Although everyone seems to believe that someday we’ll vote securely via the Internet, the CalTech/MIT Voting Technology Project says that “someday” is still years away. It’s just too tricky to provide excellent security for Internet voting and ensure the secrecy of ballots.
Several states are piloting programs to permit voters to transmit completed ballots from overseas by scanning them and attaching them to emails. Even though this is different than voting online, it can still be problematic from a security perspective. So much so, in fact, that the National Institute of Standards and Technology advises against it for now. And yet, for some voters—those who can’t get to a mailbox because of a hurricane, a war zone or any other reason—this may be a better-than-nothing choice. In these cases, voters must sign that they understand that the secrecy of their vote cannot be guaranteed.
7. Resist No-Excuse Absentee and All-Mail Voting
No-excuse absentee voting grew in popularity in the 2000s, and is now available in 27 states and the District of Columbia. With this option, any registered voter can request a ballot in advance, fill it out at leisure, and return it by mail or in person. And two states—Oregon and Washington—conduct all elections almost entirely my mail.
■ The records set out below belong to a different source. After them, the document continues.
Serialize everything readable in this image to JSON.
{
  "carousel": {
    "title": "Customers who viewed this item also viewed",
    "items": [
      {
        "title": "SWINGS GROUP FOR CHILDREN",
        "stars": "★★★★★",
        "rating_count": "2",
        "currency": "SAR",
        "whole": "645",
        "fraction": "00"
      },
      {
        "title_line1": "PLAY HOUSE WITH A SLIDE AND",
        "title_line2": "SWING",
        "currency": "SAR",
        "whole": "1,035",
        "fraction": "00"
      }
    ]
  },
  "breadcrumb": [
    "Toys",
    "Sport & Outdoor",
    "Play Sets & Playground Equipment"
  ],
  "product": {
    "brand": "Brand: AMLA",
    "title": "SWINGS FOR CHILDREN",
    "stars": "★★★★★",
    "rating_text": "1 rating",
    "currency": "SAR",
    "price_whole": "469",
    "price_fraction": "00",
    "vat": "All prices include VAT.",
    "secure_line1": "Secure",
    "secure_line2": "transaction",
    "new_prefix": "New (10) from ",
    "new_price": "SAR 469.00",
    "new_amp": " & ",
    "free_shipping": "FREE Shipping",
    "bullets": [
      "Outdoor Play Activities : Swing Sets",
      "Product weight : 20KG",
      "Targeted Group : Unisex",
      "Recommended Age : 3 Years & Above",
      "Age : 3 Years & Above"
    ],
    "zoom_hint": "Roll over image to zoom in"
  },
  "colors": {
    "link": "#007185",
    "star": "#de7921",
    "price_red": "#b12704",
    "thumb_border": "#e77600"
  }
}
Both ways are convenient for voters and often less expensive for election administrators.
The CalTech/MIT report advises against these practices, however, except for people with disabilities and overseas voters. It recommends expanding opportunities for in-person early voting instead. The concerns center on the inconsistent identification requirements among the different ways to vote; the surprising numbers of ballots received after the cut-off date and therefore rejected; and the greater possibilities of coercion or malfeasance since ballots are out of the hands of officials.
It’s worth noting that citizens in states that have adopted no-excuse absentee voting and all-mail voting are very happy with these choices. In fact, more and more states are considering these convenient voting options.
8. Limit Provisional Balloting
Across the nation, everyone who shows up on Election Day can vote using a provisional ballot. If there is any doubt about their eligibility or registration, it is sorted out later. This can be time-consuming and expensive, and the criteria for counting these ballots vary greatly from state to state, or even from jurisdiction to jurisdiction. Anything states can do to limit the use of provisional ballots will reduce headaches, expenses and lost votes, advises the Voting Technology Project.
2016 and Everything Before
The next presidential election may seem far away. But with a plethora of suggestions on how to improve voting, there’s plenty to study, debate and consider before 2016—not to mention all the state and local elections in the meantime. Working to make our nation’s elections as fair, honest, reliable and convenient as possible is a worthy pursuit, because, after all, voting matters.
Wendy Underhill tracks election issues for NCSL.